I have acquired a big(4kva) three phase transformer. the primary is a star configuration and the secondary a single voltage delta. it is wound on three
limbs of an iron core. I can separate each of the primary and secondary windings to give three pairs each wound on a limb of the core. I suspect this is perfectly normal - but I've never looked at one before. Playing (on paper) with the turns ratios, my application of voltage step up from 240 to 415 would be satisified by putting each primary in series across the mains and putting each secondary in series. each winding would get less voltage than originally designed thus not exceeding the original turns per volt.
Provided I connect each winding start to finish in the right order, is there anything to stop me using it in this way?
I've done a bit of a search on three phase transformers but not surprisingly, I've not found anything about using them for single phase applications.
I'd be grateful for any info.
regards
Bob
"why is is that I always want to use things for purposes that they were not designed for??"
Add pictures here
<% if( /^image/.test(type) ){ %>
<% } %>
<%-name%>
Add image file
Upload
In theory you are quite correct. The only other thing that springs to mind, which you may already know is to connect them so they are syncronised. That is to say that as it's AC the ploes must all align the same way, or else you may get one coil reducing out the effect of the other two. Whilst this will still work it will only produce 1/3rd the magnetic flux.
Hope this helps.
Simon
Add pictures here
<% if( /^image/.test(type) ){ %>
<% } %>
<%-name%>
Add image file
Upload
wrote:

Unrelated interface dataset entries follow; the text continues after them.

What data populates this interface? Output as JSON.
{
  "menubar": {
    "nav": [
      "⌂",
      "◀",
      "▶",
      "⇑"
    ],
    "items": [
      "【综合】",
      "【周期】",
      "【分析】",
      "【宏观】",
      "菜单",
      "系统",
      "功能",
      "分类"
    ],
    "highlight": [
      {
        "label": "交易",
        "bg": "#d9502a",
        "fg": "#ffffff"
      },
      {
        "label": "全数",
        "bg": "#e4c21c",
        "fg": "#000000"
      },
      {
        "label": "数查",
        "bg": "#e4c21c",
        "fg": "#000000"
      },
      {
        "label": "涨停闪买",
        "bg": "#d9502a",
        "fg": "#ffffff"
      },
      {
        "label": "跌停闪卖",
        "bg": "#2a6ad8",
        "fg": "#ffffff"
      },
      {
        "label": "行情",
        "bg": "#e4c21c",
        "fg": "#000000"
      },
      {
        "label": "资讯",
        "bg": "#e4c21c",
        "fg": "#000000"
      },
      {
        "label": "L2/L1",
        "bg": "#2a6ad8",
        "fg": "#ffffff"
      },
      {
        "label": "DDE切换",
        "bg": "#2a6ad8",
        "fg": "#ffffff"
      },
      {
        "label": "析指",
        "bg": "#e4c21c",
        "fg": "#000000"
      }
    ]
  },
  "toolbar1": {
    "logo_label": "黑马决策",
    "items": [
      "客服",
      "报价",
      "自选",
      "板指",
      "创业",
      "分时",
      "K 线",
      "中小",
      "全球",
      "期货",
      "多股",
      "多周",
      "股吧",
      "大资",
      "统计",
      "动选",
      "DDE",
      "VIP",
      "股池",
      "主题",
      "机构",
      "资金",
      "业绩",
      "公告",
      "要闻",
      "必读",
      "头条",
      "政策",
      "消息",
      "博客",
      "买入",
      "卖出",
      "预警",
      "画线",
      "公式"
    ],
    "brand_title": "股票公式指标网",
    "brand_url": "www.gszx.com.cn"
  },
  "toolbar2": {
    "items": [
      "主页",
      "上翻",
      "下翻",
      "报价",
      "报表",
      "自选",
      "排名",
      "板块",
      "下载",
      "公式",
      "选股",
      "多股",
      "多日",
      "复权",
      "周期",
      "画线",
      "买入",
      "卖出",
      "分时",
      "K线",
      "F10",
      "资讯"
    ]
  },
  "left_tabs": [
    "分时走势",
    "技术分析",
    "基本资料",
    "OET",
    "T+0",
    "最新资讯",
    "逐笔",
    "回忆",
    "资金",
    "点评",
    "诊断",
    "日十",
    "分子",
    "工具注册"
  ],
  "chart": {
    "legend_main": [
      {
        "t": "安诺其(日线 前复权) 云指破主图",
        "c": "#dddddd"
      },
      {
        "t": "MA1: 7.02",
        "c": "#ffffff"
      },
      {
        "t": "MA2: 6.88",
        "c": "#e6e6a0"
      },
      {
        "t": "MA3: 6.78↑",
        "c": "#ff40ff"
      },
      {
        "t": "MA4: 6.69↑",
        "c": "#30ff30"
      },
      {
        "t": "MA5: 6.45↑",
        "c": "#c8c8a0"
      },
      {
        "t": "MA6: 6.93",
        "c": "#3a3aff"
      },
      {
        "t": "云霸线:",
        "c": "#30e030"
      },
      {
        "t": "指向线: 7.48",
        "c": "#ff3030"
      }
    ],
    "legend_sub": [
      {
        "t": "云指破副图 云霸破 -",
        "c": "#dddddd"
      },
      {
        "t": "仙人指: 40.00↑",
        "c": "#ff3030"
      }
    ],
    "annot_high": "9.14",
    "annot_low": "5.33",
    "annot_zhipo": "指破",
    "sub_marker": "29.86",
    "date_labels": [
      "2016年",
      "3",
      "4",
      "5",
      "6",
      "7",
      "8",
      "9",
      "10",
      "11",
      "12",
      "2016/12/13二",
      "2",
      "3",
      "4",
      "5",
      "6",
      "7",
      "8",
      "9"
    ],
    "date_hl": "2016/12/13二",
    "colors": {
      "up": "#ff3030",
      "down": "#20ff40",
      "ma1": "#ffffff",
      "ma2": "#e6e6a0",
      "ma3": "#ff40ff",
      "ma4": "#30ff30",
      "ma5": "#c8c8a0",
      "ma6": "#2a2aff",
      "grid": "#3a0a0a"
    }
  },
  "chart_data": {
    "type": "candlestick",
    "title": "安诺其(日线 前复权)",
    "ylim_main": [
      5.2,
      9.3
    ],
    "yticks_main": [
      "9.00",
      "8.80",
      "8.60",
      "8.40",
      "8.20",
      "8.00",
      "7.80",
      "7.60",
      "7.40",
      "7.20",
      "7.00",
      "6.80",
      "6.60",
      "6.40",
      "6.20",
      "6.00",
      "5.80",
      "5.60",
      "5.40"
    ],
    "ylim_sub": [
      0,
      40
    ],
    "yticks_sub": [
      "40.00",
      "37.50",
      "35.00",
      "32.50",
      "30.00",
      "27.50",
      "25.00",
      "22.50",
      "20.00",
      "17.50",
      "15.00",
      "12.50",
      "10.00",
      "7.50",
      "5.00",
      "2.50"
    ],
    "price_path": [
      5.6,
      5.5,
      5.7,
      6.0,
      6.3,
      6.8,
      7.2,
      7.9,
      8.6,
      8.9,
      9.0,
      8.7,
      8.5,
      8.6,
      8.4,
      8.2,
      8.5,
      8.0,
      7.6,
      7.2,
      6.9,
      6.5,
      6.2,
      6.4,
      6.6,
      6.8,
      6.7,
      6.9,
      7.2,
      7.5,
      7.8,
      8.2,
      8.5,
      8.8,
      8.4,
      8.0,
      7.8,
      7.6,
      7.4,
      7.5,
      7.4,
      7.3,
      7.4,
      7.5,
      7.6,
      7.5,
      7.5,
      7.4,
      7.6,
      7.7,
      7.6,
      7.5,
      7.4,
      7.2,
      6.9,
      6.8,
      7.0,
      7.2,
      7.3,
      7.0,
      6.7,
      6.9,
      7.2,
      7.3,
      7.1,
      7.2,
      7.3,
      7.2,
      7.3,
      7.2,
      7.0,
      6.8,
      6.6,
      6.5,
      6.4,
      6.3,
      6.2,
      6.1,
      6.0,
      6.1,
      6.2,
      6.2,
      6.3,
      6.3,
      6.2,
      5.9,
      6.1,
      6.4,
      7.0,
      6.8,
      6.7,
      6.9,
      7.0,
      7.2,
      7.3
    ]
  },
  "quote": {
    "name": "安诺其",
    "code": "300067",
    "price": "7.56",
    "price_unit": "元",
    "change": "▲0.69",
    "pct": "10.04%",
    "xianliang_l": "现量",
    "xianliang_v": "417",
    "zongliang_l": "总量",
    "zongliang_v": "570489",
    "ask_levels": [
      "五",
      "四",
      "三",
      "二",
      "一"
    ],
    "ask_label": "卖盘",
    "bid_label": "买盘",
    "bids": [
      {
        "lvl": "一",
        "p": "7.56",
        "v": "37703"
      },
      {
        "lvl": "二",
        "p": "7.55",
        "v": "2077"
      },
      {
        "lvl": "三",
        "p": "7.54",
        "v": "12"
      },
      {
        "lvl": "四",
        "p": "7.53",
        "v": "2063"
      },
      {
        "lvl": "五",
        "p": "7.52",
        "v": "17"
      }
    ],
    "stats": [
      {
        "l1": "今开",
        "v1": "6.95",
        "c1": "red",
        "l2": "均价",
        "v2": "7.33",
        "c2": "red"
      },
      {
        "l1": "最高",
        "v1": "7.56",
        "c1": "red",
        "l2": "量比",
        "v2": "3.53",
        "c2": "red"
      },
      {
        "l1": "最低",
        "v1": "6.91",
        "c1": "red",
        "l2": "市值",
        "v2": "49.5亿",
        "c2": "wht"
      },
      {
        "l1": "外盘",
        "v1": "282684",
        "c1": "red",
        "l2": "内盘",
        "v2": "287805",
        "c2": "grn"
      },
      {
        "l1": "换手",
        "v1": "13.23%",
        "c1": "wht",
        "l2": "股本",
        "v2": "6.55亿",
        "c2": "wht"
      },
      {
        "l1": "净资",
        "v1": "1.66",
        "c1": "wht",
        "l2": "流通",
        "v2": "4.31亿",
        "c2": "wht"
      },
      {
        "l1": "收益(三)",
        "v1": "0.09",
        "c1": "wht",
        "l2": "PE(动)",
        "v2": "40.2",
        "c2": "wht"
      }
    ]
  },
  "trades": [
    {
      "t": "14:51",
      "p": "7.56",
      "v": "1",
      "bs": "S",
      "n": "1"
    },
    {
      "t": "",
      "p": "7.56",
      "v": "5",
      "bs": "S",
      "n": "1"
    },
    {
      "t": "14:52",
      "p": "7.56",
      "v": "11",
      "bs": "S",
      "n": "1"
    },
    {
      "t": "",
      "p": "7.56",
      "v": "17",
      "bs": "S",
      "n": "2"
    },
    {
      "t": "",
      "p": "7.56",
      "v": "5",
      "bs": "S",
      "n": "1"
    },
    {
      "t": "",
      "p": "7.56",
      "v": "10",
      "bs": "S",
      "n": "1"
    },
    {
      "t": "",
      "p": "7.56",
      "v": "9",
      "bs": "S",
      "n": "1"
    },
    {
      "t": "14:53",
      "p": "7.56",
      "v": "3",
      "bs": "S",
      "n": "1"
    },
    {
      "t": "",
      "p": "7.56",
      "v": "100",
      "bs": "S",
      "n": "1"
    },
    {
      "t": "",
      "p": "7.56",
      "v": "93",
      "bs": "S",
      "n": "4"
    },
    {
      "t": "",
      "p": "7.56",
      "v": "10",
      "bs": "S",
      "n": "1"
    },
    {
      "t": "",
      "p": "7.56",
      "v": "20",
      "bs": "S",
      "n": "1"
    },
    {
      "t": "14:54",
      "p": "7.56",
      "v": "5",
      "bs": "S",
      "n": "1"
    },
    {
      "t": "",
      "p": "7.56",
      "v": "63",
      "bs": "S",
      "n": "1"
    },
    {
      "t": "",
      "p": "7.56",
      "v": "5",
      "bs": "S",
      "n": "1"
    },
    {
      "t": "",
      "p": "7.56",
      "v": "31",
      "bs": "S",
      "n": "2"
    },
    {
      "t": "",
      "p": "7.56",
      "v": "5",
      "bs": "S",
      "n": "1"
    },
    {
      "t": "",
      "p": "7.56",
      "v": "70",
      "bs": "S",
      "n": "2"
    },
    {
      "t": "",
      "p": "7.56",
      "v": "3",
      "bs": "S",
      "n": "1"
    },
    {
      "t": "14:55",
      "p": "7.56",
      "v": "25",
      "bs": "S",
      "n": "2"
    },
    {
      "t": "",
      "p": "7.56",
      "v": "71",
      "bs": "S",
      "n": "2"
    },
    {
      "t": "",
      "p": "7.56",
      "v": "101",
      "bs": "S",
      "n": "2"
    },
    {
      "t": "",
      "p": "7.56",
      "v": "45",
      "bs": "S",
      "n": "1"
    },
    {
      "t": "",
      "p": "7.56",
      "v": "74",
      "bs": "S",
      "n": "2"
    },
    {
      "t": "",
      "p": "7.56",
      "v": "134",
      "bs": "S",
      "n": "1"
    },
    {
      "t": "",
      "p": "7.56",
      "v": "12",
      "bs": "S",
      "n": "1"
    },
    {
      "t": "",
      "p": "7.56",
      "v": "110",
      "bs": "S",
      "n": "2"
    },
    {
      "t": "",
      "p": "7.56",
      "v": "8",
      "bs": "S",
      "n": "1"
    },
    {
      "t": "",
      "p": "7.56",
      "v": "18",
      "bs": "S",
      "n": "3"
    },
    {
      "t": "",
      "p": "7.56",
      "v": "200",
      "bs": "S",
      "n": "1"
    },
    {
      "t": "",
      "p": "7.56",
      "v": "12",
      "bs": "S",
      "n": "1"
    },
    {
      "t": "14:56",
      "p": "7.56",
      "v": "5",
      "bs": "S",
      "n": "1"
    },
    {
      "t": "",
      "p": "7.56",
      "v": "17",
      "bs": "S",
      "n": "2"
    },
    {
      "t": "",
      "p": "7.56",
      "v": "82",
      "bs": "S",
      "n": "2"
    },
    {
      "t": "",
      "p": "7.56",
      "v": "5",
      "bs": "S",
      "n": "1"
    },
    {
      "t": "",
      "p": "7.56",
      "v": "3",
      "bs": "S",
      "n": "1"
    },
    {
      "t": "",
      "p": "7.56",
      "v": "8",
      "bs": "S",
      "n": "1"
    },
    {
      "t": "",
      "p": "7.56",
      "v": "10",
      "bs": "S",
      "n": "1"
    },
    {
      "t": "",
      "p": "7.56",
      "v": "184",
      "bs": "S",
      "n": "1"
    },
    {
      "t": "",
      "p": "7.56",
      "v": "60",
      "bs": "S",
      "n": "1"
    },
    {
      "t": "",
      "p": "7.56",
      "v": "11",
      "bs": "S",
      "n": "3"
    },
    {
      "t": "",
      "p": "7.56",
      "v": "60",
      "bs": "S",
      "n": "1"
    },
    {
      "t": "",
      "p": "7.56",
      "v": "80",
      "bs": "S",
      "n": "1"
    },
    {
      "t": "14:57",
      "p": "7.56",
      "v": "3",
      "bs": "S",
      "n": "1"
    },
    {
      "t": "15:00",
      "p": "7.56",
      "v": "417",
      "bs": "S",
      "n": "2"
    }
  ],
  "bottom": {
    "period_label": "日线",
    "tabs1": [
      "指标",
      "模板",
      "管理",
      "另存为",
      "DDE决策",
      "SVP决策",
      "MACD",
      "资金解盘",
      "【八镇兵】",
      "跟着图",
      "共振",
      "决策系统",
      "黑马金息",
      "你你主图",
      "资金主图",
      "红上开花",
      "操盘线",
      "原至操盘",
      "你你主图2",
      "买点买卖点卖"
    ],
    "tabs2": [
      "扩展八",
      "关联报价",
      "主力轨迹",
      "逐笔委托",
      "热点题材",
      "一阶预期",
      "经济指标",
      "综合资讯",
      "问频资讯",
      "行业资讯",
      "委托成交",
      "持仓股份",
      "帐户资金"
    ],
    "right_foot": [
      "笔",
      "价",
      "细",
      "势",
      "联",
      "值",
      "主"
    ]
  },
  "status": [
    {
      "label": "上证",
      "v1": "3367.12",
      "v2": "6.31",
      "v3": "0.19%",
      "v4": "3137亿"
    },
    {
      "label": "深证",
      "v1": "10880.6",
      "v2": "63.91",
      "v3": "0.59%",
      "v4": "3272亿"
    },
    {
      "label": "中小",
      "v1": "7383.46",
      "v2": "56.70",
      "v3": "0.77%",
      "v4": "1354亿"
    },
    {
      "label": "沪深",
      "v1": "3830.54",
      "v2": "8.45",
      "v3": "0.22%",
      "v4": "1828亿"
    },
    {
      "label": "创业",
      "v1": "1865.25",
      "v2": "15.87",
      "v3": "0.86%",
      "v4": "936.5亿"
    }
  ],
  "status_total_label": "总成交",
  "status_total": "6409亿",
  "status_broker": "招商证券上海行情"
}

Open Delta configuration for single-phase operation from a three-phase stack is quite normal, I'll try and get the formula for working out the voltage. We are just using that on one of our chargers to provide an isolated 240V supply for cleaners on a rail depot job.
Leave the input as Star but don't both with the neutral if you have three-phase of the correct voltage.
Peter -- Peter A Forbes Prepair Ltd, Luton, UK snipped-for-privacy@easynet.co.uk http://www.prepair.co.uk
Add pictures here
<% if( /^image/.test(type) ){ %>
<% } %>
<%-name%>
Add image file
Upload

The solution has been given to me by a colleague at work and I've just tried it out successfully.
Wire both primary and secondary as star (make sure you isolate the two star points!)
Connect the outer limb primary windings in parallel. This junction becomes one terminal and the third connection becomes the other terminal. Repeat with the secondary.
So the centre limb is put in series with the two winding on the outer limbs.
Make sure the star points are formed from the all the starts or ends of the windings, NOT a mixture of starts and ends.
To test the result, put the primary in series with a high power lamp across the mains. if the lamp lights up check the wiring.
Total power handling of the arrangement will be half of the maximum VA rating of the original three phase transformer.
Don't exceed the voltage rating of the original windings. But for non continuous applications it may be acceptable to exceed the current rating of the windings and approach 75% of the original VA rating.
If anyone wants a diagram, please let me know.
Bob
Add pictures here
<% if( /^image/.test(type) ){ %>
<% } %>
<%-name%>
Add image file
Upload

Polytechforum.com is a website by engineers for engineers. It is not affiliated with any of manufacturers or vendors discussed here. All logos and trade names are the property of their respective owners.